Psychotherapy refers to a variety of techniques and methods used to help children and adolescents who are experiencing difficulties with their emotions or behavior. Although there are different types of psychotherapy, each relies on communication as the basic tool for bringing about change in a person’s feelings and behaviors. With children and adolescents, it may be playing, drawing, building, and pretending, as well as talking… all are important ways of sharing feelings and resolving problems.
When meeting with your child or adolescent our therapists will determine the need for psychotherapy. This decision will be based on such things as the child’s current problems, history, level of development, ability to cooperate with treatment, and what interventions are most likely to help with the presenting concerns. Psychotherapy is often used in combination with other treatments (medication, behavior management, or work with the school). The relationship that develops between the therapist and the child is very important. The child or adolescent must feel comfortable, safe, and understood. This type of trusting environment makes it much easier for the child to express his/her thoughts and feelings and to use the therapy in a helpful way.
Our goal is to help children and adolescents in a variety of ways. They will receive emotional support, develop skills to resolve conflicts with people, understand their feelings and problems, and get to try out new solutions to old problems.
Goals for therapy may be specific (change in behavior, improved relations with friends or family), or more general (less anxiety, better self-esteem). The length of therapy depends on the complexity and severity of problems.
Parents should ask the following questions when meeting with the therapist:
- What results can I expect?
- How long will my child be involved in therapy?
- How frequently will the therapist see my child?
- Will the therapist be meeting with just my child or with the entire family?

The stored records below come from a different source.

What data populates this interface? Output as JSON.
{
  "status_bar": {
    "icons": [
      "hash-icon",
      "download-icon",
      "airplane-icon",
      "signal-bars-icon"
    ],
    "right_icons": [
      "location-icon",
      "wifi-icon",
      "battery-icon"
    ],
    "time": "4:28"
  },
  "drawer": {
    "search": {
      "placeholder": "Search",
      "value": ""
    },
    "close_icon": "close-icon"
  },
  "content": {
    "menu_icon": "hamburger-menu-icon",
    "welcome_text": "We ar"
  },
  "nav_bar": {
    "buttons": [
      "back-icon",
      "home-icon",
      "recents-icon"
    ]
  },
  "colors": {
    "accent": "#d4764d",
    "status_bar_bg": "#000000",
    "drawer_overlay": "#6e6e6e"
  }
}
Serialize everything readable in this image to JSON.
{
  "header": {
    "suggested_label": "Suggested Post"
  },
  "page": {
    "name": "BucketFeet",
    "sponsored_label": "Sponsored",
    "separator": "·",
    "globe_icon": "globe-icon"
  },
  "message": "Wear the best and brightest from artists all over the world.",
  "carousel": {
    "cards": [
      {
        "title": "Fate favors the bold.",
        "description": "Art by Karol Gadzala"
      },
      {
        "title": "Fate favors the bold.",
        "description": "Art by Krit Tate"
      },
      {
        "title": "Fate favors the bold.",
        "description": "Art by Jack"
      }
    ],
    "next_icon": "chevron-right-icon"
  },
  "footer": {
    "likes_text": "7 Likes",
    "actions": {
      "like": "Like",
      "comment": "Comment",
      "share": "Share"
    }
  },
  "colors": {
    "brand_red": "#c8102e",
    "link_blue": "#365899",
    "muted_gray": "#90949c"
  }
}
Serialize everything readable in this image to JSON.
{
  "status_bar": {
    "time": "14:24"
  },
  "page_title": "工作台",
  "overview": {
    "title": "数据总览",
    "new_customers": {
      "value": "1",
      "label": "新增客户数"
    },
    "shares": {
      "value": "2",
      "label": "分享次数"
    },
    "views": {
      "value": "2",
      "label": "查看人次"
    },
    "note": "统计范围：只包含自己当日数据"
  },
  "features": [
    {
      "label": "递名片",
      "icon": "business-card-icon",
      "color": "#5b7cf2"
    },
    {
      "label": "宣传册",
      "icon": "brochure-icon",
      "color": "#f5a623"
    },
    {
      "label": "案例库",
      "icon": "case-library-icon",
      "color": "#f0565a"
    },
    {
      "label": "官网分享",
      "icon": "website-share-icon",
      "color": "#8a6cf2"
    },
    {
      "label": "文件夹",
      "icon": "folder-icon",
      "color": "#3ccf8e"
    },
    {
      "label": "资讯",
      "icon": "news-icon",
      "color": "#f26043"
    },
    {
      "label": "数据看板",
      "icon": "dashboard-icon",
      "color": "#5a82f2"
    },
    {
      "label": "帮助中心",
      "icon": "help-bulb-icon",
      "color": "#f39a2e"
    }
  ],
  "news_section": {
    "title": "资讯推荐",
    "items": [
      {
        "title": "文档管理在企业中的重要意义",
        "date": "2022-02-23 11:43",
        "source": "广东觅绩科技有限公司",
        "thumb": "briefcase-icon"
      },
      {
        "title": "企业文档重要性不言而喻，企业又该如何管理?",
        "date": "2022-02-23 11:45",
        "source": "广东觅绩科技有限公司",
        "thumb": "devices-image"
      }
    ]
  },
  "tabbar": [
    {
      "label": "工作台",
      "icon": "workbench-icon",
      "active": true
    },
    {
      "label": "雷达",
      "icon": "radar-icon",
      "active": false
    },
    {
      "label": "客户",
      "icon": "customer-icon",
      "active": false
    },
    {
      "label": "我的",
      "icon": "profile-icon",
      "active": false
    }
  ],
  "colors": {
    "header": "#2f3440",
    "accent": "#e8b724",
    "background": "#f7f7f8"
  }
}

- How much do the counseling sessions cost?
- How will we (the parents) be informed about our child’s progress and how can we help?
- How soon can we expect to see some changes?